-------- Supplied records --------

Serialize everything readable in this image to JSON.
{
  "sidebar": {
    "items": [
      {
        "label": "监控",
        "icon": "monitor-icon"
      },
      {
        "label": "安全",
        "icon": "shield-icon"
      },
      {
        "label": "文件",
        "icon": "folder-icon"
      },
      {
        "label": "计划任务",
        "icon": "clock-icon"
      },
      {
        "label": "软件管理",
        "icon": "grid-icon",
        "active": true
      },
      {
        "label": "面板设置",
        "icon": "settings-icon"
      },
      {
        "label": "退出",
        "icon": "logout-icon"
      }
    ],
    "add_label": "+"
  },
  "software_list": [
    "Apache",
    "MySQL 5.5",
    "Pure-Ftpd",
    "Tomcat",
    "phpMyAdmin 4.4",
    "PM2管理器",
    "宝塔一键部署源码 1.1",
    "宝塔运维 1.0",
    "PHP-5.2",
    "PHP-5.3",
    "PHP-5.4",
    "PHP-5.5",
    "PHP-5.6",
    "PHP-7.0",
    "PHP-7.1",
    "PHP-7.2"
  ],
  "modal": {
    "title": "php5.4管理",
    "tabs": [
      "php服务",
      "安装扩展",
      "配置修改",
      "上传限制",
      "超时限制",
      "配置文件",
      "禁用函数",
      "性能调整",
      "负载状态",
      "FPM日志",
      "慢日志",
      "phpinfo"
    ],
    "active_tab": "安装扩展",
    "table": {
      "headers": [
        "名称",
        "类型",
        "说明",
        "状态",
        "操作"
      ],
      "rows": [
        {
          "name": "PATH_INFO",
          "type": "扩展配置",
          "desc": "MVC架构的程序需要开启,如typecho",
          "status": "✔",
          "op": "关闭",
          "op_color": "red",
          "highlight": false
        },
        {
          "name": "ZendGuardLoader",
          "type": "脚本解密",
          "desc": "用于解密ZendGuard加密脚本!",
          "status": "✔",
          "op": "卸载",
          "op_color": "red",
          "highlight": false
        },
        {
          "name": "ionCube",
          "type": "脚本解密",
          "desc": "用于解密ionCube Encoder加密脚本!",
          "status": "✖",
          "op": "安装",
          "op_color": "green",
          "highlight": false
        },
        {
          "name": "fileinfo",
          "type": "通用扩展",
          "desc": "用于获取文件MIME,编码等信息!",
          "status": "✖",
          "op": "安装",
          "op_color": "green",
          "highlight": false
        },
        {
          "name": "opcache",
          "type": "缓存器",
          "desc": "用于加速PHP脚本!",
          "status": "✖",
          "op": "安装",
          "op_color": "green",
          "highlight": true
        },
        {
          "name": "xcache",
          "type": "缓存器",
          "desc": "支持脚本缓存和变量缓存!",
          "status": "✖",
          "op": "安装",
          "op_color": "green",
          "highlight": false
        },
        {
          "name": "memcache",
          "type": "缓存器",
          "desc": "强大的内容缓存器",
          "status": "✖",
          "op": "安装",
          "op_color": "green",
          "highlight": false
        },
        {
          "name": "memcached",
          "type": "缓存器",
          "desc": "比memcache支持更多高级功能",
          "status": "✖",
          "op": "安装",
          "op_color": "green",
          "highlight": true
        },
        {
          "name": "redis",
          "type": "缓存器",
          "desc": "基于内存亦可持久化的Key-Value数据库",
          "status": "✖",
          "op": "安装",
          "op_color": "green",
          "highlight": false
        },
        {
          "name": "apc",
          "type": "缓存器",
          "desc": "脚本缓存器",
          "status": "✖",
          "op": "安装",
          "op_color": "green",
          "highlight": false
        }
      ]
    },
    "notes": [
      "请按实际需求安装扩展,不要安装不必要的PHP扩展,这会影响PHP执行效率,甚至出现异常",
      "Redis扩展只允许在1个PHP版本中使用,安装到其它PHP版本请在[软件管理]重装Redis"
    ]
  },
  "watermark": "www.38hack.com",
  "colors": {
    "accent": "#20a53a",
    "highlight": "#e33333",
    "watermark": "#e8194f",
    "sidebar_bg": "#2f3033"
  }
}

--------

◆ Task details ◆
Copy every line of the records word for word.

◆ Exercise answer ◆
Serialize everything readable in this image to JSON.
{
  "sidebar": {
    "items": [
      {
        "label": "监控",
        "icon": "monitor-icon"
      },
      {
        "label": "安全",
        "icon": "shield-icon"
      },
      {
        "label": "文件",
        "icon": "folder-icon"
      },
      {
        "label": "计划任务",
        "icon": "clock-icon"
      },
      {
        "label": "软件管理",
        "icon": "grid-icon",
        "active": true
      },
      {
        "label": "面板设置",
        "icon": "settings-icon"
      },
      {
        "label": "退出",
        "icon": "logout-icon"
      }
    ],
    "add_label": "+"
  },
  "software_list": [
    "Apache",
    "MySQL 5.5",
    "Pure-Ftpd",
    "Tomcat",
    "phpMyAdmin 4.4",
    "PM2管理器",
    "宝塔一键部署源码 1.1",
    "宝塔运维 1.0",
    "PHP-5.2",
    "PHP-5.3",
    "PHP-5.4",
    "PHP-5.5",
    "PHP-5.6",
    "PHP-7.0",
    "PHP-7.1",
    "PHP-7.2"
  ],
  "modal": {
    "title": "php5.4管理",
    "tabs": [
      "php服务",
      "安装扩展",
      "配置修改",
      "上传限制",
      "超时限制",
      "配置文件",
      "禁用函数",
      "性能调整",
      "负载状态",
      "FPM日志",
      "慢日志",
      "phpinfo"
    ],
    "active_tab": "安装扩展",
    "table": {
      "headers": [
        "名称",
        "类型",
        "说明",
        "状态",
        "操作"
      ],
      "rows": [
        {
          "name": "PATH_INFO",
          "type": "扩展配置",
          "desc": "MVC架构的程序需要开启,如typecho",
          "status": "✔",
          "op": "关闭",
          "op_color": "red",
          "highlight": false
        },
        {
          "name": "ZendGuardLoader",
          "type": "脚本解密",
          "desc": "用于解密ZendGuard加密脚本!",
          "status": "✔",
          "op": "卸载",
          "op_color": "red",
          "highlight": false
        },
        {
          "name": "ionCube",
          "type": "脚本解密",
          "desc": "用于解密ionCube Encoder加密脚本!",
          "status": "✖",
          "op": "安装",
          "op_color": "green",
          "highlight": false
        },
        {
          "name": "fileinfo",
          "type": "通用扩展",
          "desc": "用于获取文件MIME,编码等信息!",
          "status": "✖",
          "op": "安装",
          "op_color": "green",
          "highlight": false
        },
        {
          "name": "opcache",
          "type": "缓存器",
          "desc": "用于加速PHP脚本!",
          "status": "✖",
          "op": "安装",
          "op_color": "green",
          "highlight": true
        },
        {
          "name": "xcache",
          "type": "缓存器",
          "desc": "支持脚本缓存和变量缓存!",
          "status": "✖",
          "op": "安装",
          "op_color": "green",
          "highlight": false
        },
        {
          "name": "memcache",
          "type": "缓存器",
          "desc": "强大的内容缓存器",
          "status": "✖",
          "op": "安装",
          "op_color": "green",
          "highlight": false
        },
        {
          "name": "memcached",
          "type": "缓存器",
          "desc": "比memcache支持更多高级功能",
          "status": "✖",
          "op": "安装",
          "op_color": "green",
          "highlight": true
        },
        {
          "name": "redis",
          "type": "缓存器",
          "desc": "基于内存亦可持久化的Key-Value数据库",
          "status": "✖",
          "op": "安装",
          "op_color": "green",
          "highlight": false
        },
        {
          "name": "apc",
          "type": "缓存器",
          "desc": "脚本缓存器",
          "status": "✖",
          "op": "安装",
          "op_color": "green",
          "highlight": false
        }
      ]
    },
    "notes": [
      "请按实际需求安装扩展,不要安装不必要的PHP扩展,这会影响PHP执行效率,甚至出现异常",
      "Redis扩展只允许在1个PHP版本中使用,安装到其它PHP版本请在[软件管理]重装Redis"
    ]
  },
  "watermark": "www.38hack.com",
  "colors": {
    "accent": "#20a53a",
    "highlight": "#e33333",
    "watermark": "#e8194f",
    "sidebar_bg": "#2f3033"
  }
}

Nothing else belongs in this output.